(TASK BRIEF)
Please give again, exactly and in full, each line from the one holding "Transcribe this image's" to the end of the listing.

((

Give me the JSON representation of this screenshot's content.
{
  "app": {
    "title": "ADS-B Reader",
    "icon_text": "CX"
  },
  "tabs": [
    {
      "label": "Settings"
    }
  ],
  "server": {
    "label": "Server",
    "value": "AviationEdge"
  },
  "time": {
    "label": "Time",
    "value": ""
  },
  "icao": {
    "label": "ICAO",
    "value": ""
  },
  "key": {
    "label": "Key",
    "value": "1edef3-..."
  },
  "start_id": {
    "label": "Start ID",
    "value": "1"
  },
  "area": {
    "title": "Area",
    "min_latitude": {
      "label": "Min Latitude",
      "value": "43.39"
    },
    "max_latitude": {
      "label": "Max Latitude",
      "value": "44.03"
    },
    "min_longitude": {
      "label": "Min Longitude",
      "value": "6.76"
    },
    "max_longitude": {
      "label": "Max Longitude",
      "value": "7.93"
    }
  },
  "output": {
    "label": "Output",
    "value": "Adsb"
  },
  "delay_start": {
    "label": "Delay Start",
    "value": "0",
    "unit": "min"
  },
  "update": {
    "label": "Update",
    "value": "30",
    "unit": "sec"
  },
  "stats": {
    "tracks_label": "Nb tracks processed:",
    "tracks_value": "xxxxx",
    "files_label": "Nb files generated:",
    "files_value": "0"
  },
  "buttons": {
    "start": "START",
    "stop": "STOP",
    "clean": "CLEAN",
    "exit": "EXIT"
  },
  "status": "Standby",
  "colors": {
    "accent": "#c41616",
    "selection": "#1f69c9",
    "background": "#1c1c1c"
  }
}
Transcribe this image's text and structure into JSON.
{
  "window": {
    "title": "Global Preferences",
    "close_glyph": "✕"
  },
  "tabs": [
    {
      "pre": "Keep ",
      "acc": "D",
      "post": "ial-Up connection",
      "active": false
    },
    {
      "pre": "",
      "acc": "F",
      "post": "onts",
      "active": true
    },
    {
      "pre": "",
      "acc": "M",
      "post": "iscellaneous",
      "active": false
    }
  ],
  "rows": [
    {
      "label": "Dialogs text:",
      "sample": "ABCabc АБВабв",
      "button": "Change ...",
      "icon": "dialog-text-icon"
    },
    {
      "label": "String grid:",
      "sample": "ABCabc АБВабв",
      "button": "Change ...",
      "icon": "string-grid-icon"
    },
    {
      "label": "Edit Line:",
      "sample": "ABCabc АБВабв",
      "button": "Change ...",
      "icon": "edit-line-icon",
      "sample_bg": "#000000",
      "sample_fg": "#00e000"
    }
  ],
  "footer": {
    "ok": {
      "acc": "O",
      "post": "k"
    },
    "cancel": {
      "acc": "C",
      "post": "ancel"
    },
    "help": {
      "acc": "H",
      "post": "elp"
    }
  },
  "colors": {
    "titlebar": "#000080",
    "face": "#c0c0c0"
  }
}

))

(RESPONSE TO THE TASK)
Transcribe this image's text and structure into JSON.
{
  "window": {
    "title": "Global Preferences",
    "close_glyph": "✕"
  },
  "tabs": [
    {
      "pre": "Keep ",
      "acc": "D",
      "post": "ial-Up connection",
      "active": false
    },
    {
      "pre": "",
      "acc": "F",
      "post": "onts",
      "active": true
    },
    {
      "pre": "",
      "acc": "M",
      "post": "iscellaneous",
      "active": false
    }
  ],
  "rows": [
    {
      "label": "Dialogs text:",
      "sample": "ABCabc АБВабв",
      "button": "Change ...",
      "icon": "dialog-text-icon"
    },
    {
      "label": "String grid:",
      "sample": "ABCabc АБВабв",
      "button": "Change ...",
      "icon": "string-grid-icon"
    },
    {
      "label": "Edit Line:",
      "sample": "ABCabc АБВабв",
      "button": "Change ...",
      "icon": "edit-line-icon",
      "sample_bg": "#000000",
      "sample_fg": "#00e000"
    }
  ],
  "footer": {
    "ok": {
      "acc": "O",
      "post": "k"
    },
    "cancel": {
      "acc": "C",
      "post": "ancel"
    },
    "help": {
      "acc": "H",
      "post": "elp"
    }
  },
  "colors": {
    "titlebar": "#000080",
    "face": "#c0c0c0"
  }
}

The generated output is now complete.